**Your task:**
Based on the listing below, report how many lines contain the word "short". Nothing but the number, please.

**Exercise inputs:**
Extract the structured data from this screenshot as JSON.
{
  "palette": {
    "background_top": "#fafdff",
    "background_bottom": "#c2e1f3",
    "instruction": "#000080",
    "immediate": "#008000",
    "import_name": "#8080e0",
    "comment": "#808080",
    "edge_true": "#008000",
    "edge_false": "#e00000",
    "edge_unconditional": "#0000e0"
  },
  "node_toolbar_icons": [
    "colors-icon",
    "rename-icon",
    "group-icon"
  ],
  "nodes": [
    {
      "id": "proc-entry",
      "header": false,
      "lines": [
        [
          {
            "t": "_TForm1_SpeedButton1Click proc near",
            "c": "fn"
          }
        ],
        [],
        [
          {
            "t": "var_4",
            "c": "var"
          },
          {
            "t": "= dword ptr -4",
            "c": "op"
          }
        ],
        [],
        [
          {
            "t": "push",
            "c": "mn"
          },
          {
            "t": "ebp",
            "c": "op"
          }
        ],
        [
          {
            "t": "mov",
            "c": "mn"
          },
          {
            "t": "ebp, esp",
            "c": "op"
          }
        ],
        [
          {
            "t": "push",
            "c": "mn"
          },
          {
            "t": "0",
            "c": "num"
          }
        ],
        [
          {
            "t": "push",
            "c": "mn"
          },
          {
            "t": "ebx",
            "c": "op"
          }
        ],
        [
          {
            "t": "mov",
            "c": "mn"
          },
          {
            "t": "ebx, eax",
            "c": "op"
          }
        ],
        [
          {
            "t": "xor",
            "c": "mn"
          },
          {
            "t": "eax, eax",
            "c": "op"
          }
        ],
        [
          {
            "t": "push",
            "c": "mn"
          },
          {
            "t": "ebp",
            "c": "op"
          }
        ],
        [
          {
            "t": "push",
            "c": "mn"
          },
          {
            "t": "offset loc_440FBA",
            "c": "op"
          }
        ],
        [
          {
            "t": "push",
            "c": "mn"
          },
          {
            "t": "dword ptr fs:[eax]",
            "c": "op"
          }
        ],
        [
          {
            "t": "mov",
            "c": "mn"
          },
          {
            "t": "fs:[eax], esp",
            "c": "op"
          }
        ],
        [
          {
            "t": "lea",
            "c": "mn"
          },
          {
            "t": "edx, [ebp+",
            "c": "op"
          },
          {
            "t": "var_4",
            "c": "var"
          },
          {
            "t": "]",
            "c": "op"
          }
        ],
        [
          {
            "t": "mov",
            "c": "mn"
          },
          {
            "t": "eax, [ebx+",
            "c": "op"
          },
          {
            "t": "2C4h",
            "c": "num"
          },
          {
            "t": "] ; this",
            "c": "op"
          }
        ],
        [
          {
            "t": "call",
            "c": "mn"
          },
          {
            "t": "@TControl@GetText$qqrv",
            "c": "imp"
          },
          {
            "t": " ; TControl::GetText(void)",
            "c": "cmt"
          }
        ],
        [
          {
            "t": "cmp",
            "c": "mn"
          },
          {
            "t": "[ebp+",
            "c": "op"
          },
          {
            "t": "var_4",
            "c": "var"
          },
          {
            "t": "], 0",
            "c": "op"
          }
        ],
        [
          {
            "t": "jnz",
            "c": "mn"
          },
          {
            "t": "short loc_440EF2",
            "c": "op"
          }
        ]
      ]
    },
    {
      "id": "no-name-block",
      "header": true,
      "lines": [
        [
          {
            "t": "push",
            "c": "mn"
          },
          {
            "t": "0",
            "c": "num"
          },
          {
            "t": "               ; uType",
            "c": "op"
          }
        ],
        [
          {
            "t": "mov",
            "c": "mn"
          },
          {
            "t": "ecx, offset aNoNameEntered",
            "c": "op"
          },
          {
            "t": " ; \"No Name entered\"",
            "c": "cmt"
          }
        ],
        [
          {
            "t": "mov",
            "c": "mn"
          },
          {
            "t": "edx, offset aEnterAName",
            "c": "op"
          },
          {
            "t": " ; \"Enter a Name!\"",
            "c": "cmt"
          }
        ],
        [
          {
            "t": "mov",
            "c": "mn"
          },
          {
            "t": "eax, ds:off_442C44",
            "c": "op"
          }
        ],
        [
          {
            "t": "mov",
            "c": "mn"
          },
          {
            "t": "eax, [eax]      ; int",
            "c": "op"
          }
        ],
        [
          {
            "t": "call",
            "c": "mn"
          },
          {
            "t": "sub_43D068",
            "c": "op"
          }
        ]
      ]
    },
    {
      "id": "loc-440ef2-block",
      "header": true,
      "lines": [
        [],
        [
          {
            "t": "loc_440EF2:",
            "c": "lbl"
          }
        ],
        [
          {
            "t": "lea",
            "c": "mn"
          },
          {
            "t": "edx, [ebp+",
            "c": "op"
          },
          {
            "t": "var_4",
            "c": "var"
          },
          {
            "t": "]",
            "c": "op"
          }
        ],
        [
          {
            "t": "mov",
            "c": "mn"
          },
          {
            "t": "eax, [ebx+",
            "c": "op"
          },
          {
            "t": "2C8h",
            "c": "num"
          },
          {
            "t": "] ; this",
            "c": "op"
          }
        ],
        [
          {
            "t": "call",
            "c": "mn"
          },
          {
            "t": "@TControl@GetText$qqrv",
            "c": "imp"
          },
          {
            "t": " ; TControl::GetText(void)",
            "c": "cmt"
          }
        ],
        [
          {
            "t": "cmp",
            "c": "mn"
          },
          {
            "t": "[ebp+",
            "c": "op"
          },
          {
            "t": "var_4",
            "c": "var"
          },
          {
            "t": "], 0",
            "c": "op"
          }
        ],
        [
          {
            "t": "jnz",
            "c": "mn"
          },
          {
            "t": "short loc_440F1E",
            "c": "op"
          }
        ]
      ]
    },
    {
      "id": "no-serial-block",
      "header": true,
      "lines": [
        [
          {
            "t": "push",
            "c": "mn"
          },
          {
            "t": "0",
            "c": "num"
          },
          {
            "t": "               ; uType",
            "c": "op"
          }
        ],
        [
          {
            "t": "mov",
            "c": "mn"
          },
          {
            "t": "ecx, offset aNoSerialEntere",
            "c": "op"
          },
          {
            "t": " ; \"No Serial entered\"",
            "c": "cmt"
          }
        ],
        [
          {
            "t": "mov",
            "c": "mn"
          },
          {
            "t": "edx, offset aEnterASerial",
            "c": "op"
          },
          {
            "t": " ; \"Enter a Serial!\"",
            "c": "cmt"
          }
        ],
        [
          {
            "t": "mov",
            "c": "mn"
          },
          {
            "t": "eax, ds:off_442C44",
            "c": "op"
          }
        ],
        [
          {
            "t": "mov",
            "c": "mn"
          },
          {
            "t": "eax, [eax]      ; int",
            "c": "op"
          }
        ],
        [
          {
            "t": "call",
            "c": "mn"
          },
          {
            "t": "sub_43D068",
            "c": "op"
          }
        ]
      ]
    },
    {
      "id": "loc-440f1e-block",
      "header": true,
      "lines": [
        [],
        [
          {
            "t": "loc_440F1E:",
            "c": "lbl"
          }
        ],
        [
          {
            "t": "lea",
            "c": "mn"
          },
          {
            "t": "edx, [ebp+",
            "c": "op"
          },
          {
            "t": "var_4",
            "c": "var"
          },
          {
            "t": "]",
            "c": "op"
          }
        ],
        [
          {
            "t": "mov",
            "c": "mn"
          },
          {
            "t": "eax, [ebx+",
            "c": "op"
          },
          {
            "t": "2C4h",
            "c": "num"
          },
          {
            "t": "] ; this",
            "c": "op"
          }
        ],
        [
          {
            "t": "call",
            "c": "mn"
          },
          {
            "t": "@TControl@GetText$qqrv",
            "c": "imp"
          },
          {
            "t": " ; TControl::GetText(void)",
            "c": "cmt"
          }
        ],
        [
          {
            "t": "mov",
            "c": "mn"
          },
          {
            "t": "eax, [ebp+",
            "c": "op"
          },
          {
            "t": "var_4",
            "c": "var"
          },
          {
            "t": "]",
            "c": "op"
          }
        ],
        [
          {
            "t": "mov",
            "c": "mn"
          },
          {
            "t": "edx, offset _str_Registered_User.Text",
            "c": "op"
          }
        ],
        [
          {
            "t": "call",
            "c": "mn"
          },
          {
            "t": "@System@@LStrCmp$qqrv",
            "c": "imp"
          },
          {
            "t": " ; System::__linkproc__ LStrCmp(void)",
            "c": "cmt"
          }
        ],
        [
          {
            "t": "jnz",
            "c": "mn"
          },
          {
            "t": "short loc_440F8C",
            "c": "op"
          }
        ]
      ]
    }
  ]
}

**Task output:**
3